EXERCISE REQUIREMENTS: Only a number is wanted here. Tally the lines of the data that contain "title".

[DATASET ENTRIES Boundary: Start]

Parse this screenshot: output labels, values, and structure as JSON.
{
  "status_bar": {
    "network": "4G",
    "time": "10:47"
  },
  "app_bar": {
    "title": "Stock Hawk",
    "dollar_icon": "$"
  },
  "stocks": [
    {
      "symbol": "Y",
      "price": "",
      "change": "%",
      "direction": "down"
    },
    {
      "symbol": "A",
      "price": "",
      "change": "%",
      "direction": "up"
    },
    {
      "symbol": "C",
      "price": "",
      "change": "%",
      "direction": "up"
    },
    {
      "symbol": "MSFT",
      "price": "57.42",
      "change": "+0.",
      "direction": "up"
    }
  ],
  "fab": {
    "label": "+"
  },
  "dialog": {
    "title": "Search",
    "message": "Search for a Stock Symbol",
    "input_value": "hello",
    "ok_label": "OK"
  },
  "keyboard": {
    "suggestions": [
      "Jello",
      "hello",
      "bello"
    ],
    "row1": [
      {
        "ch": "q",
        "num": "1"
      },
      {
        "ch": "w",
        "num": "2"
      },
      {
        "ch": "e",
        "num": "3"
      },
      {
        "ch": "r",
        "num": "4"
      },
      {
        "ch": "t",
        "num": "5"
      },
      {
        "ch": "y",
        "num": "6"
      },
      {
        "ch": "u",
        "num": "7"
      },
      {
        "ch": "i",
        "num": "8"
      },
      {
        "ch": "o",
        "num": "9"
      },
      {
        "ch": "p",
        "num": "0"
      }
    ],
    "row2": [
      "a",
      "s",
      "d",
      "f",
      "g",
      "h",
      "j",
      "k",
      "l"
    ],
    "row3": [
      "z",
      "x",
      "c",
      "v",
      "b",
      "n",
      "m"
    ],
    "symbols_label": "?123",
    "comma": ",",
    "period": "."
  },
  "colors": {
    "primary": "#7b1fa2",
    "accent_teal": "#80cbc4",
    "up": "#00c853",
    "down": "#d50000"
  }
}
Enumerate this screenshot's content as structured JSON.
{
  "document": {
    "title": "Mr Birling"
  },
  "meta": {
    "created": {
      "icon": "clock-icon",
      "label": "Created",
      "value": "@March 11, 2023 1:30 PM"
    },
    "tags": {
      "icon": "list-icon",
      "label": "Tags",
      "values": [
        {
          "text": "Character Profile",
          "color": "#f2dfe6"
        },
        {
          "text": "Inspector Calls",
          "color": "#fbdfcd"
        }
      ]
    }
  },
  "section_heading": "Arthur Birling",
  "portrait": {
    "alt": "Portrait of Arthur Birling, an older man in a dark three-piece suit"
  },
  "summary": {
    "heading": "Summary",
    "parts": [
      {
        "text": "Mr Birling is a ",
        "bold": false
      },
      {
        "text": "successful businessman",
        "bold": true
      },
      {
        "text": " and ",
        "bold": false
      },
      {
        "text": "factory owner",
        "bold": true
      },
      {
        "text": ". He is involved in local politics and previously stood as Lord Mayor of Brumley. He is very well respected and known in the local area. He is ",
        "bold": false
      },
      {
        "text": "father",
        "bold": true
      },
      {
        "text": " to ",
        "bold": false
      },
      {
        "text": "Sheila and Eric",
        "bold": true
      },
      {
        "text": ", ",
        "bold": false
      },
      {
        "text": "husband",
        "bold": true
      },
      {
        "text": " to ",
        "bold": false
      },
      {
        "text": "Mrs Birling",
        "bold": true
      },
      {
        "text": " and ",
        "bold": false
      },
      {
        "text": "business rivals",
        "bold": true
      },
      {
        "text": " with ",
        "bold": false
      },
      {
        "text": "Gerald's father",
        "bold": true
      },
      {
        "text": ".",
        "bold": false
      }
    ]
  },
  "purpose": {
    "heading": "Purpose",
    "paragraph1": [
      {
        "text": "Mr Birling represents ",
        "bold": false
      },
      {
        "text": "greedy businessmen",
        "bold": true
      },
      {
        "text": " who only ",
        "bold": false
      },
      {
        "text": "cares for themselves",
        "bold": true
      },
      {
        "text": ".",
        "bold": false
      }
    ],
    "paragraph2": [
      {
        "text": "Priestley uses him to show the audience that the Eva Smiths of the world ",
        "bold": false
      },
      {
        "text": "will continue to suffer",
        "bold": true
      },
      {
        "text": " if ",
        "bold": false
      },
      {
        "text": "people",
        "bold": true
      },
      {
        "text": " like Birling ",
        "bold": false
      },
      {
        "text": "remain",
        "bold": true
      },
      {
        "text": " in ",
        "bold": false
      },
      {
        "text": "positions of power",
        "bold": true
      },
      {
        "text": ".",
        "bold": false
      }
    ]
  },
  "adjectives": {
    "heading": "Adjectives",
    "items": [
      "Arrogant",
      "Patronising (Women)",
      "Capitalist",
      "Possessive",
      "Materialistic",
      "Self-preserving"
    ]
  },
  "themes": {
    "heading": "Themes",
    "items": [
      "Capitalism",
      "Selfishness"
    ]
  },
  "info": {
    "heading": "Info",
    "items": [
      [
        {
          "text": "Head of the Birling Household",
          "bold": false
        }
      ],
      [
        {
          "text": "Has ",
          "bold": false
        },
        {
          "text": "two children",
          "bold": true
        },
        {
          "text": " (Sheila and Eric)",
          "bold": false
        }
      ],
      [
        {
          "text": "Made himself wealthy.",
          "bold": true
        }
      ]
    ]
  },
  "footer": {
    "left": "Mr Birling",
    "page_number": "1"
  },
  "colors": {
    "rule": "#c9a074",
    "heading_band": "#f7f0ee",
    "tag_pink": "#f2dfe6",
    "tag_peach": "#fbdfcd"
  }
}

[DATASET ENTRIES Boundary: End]

TASK SOLUTION: 3